● **WORK ORDER**:
The answer must be one number: how many lines in the records below contain the string "Odin".

━━ TASK MATERIAL

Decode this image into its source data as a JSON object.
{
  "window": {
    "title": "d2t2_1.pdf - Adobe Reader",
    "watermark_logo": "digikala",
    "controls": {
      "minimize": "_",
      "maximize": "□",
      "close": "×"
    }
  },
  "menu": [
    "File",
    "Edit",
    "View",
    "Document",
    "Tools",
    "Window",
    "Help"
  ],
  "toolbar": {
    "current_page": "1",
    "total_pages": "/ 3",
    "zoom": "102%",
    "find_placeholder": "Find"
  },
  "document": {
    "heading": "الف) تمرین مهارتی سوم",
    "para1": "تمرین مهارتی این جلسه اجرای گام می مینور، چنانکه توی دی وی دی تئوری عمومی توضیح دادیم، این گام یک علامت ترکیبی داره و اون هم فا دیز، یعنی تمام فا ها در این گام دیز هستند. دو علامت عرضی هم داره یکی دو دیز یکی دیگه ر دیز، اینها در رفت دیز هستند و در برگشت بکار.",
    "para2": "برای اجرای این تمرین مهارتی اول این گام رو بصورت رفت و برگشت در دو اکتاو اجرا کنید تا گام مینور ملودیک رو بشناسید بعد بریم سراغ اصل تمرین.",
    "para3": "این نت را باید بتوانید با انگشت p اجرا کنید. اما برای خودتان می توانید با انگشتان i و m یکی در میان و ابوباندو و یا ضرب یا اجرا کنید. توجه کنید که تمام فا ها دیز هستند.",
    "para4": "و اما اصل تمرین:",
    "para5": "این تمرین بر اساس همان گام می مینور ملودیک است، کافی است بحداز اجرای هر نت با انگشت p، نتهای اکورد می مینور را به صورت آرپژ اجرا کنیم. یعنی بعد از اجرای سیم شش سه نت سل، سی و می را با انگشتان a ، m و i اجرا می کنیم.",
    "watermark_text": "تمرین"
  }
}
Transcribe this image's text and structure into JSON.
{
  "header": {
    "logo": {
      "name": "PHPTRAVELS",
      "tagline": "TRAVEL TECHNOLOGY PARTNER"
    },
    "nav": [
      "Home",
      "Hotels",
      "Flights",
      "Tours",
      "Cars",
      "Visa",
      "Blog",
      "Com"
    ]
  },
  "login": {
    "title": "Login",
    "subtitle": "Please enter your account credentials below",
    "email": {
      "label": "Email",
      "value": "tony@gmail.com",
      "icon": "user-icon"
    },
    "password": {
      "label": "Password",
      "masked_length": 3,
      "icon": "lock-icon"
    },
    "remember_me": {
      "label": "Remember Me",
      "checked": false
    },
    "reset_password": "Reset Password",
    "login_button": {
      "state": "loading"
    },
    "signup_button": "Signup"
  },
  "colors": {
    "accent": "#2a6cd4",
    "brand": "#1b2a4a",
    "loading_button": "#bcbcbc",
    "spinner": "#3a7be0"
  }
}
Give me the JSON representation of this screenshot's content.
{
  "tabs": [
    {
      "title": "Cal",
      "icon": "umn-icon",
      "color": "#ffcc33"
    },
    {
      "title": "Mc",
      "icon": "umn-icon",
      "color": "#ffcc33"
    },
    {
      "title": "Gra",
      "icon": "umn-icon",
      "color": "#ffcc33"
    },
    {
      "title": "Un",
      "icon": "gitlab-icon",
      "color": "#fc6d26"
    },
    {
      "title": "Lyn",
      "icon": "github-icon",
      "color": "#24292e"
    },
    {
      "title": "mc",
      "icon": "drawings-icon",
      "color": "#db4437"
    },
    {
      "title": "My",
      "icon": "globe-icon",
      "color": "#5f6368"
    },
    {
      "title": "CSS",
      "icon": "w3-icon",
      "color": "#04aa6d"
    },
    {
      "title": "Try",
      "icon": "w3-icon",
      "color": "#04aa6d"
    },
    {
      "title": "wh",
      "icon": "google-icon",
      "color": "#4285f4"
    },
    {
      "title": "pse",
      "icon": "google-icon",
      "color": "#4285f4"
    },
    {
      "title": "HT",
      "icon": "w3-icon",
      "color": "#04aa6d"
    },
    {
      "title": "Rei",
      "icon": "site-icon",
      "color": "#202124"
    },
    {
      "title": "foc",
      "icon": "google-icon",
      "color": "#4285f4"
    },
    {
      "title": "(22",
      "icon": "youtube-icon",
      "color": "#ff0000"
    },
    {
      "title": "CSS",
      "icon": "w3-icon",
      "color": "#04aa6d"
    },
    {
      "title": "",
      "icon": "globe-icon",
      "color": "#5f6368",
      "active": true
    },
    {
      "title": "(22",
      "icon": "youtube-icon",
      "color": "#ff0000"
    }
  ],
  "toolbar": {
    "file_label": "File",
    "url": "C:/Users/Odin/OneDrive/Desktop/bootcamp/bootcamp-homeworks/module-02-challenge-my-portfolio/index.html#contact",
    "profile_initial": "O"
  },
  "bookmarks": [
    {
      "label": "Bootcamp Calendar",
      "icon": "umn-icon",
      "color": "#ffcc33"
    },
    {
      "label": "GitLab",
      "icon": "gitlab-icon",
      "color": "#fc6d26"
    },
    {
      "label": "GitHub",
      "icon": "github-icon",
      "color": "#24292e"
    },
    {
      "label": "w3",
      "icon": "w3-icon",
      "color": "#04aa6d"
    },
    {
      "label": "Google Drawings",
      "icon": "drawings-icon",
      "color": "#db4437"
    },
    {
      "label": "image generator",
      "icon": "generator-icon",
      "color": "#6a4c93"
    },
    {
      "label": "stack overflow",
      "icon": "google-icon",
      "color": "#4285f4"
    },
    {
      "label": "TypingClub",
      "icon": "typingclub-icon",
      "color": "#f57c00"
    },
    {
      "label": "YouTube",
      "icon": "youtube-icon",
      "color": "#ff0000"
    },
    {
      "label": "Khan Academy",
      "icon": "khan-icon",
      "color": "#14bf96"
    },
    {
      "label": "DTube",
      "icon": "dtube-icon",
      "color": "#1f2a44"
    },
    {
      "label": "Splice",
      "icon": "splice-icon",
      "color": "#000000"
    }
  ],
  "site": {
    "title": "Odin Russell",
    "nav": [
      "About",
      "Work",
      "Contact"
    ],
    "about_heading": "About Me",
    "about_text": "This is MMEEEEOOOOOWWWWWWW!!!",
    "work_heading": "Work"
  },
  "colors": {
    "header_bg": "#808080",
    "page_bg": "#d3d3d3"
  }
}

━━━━

● **RESULT OF THIS TASK**:
2